When the Soviet Writers Congress was arranged in Moscow, József was not invited, which embittered him much. In 1935 he was again hospitalized for severe depression. During his decline he wrote: "My eyes are jumping from my head. If I go crazy, please don't hurt me. Just hold me down with your strong hands." Probably encouraged by his psychiatrist Edit Gyömröin, József wrote the confessional, defamatory text Szabad-ötletek jegyzéke két ülésben. It was partly based on his psychoanalytic treatment and not published in Hungary until 1990.
The can tap all my telephone calls
In 1936 József was given a job as a co-editor with Pál Ignotus, of the independent left-wing review Szép Szó. In January 1937 József met the author Thomas Mann, but he was not allowed to read publicly his poem 'Thomas Mann üdvözlése,' in which he said "You know this well: the poet never lies. / The real is not enough; through its disguise / Tell us the truth which fills the mind with light / Because, without each other, all is night." In the summer he was again in a hospital. However, during this period he produced some of his best poems. József committed suicide in Balatonszárszó on December 3, 1937, by throwing himself under a freight train 1284. A lunatic from the village, a sales representative, and a conductor witnessed the accident.
"Kedvesem erösderekú, karcsú asszony,
The central themes in Jószef's poems are poverty, loneliness, suffering, but on the other hand also love and hope for the more human world mark his work. In a confessional poem, entitled 'Attila József' he wrote: "I really love you, / believe me. Its something I inherited / from my mother." József's writing is exact and evocative in imagery. After WW II József was presented with his proletarian themes as a model for young poets. His influence is still far-reaching.
For further reading: József Attila by A. Németh (1944); The Invisible Writing by A. Koestler (1954); Költőnk és kora. József Attila költészete és esztétikája by Ervin Gyertán (1963); Fiatal életek indulója. József Attila pályakezdése by Miklós Szabolcsi (1963); József Attila by László Balogh (1970); József Attila by M. Vágó (1975); József Attila-kommentárok by Gábor Török (1976); Érik a fény by Miklós Szabolcsi (1977); Columbia Dictionary of Modern European Literature, ed. by Jean-Albert Bédé (1980); A History of Hungarian Literature by István Nemeskürty et al. (1983); The Oxford History of Hungarian Literature by Lóránt Czigány (1984); Attila József: "Can You Take on This Awesome Life?" by Thomas Kabdebo (1997); 'Attila József: Curriculum vitae,' in Winter Night; Selected Poems, translated by John Bátki et al.(1997); József Attila poétikái by Antal Bókay (2004); József Attila és az istenek by Sz. Nagy Csaba (2009) - Suom: Runosuomennoksia teoksissa Vapauden tulet (1952), Unkarin lyyra (1970), Taivas irtosi maasta (1986) ja Viluinen kuningas (1992). Läpinäkyvä leijona (1999), toim.

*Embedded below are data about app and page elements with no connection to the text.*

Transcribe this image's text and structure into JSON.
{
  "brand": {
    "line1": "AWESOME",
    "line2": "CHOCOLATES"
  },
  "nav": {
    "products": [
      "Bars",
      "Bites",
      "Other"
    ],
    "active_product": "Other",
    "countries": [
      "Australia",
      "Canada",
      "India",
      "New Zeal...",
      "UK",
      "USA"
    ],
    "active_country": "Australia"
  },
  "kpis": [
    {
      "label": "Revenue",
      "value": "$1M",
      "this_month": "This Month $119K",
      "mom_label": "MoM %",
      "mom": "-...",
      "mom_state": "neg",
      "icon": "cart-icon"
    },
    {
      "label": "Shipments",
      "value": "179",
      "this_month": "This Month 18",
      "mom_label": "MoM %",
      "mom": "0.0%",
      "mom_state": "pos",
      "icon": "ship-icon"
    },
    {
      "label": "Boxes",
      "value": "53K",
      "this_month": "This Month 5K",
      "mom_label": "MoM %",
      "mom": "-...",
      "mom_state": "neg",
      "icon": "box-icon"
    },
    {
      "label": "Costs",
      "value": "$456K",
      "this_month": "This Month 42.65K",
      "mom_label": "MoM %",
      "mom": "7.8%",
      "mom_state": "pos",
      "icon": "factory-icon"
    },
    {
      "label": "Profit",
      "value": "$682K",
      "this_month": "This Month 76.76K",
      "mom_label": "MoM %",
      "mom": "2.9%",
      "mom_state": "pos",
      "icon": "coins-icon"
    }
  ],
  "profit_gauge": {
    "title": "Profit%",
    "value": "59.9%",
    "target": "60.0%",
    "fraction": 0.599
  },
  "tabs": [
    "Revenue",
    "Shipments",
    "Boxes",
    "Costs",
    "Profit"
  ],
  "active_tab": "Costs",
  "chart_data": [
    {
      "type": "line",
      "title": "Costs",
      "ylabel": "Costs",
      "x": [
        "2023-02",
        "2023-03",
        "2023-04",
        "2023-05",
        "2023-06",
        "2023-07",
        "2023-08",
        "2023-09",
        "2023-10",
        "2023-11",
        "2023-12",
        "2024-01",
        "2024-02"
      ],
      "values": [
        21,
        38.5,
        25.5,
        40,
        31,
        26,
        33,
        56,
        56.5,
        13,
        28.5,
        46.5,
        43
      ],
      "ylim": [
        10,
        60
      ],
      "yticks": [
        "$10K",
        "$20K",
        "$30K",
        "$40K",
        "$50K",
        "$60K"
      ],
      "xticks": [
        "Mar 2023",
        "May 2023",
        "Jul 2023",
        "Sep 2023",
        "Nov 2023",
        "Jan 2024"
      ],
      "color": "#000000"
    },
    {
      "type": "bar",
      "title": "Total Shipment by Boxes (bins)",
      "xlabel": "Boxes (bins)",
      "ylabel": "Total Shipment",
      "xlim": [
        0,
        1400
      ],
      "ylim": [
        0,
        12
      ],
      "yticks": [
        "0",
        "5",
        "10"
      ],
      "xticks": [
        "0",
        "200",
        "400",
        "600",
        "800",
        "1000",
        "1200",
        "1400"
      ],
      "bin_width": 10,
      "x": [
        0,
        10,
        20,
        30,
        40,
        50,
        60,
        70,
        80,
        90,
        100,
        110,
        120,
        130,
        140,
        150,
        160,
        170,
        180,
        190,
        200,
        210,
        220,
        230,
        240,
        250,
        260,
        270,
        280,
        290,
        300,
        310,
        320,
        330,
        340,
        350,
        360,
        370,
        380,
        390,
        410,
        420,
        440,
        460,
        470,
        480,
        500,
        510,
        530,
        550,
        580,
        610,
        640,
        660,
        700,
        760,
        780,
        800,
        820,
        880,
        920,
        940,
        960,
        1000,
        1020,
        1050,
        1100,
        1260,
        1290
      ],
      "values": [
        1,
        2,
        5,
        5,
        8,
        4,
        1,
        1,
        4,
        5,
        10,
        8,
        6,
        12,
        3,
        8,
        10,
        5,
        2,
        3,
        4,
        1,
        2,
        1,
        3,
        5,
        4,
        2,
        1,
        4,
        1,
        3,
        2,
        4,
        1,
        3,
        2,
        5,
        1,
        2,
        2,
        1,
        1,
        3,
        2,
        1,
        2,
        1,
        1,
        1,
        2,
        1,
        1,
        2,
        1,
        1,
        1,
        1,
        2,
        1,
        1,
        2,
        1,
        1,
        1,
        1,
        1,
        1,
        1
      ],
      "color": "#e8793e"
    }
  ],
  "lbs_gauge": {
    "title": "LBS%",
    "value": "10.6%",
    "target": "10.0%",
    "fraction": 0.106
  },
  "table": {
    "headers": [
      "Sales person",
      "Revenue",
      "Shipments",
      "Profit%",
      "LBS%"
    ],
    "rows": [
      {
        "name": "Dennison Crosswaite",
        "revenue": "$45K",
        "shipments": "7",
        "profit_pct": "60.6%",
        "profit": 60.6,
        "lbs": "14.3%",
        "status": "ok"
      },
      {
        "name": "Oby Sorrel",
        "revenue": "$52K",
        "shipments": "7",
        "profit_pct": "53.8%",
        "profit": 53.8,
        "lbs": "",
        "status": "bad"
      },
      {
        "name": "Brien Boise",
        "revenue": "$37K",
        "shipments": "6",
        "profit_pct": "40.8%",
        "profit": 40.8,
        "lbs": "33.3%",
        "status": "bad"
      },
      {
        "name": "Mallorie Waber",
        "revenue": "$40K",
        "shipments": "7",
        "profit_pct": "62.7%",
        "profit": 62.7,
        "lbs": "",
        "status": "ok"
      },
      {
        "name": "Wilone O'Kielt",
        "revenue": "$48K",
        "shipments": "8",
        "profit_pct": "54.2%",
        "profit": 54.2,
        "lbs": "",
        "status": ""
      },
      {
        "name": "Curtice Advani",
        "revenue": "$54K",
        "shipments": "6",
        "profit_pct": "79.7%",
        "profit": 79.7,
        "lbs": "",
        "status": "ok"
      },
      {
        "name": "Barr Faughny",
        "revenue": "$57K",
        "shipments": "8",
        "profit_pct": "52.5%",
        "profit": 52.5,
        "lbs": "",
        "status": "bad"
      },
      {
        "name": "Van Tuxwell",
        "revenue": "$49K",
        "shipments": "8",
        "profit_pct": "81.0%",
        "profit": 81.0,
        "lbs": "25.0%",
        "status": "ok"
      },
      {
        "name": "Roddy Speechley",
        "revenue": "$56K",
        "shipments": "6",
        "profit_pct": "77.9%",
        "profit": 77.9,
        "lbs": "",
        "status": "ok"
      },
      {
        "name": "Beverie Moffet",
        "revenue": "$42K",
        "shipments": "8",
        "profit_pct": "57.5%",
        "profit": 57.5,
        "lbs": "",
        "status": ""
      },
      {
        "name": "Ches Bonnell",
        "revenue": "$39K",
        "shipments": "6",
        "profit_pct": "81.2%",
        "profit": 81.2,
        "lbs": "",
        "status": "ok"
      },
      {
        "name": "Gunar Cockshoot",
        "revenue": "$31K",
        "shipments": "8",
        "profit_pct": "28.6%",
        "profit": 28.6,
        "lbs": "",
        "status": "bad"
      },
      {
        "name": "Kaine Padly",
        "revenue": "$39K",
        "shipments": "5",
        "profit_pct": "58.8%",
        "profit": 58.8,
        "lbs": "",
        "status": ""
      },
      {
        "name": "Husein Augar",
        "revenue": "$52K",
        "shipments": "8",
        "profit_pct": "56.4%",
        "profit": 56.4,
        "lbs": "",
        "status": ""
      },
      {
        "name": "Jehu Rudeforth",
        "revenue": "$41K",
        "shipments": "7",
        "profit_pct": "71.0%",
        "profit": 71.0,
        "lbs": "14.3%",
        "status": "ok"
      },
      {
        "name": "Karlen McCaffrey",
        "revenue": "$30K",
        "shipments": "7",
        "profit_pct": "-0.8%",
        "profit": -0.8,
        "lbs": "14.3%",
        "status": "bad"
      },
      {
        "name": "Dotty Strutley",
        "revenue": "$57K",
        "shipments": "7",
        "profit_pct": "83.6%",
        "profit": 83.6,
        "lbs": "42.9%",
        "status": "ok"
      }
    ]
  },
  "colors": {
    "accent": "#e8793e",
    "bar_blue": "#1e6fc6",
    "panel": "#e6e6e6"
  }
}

Hannu Launonen, esittelee runoilijan tuotantoa ja sisältää myös elämäkerrallista tietoa.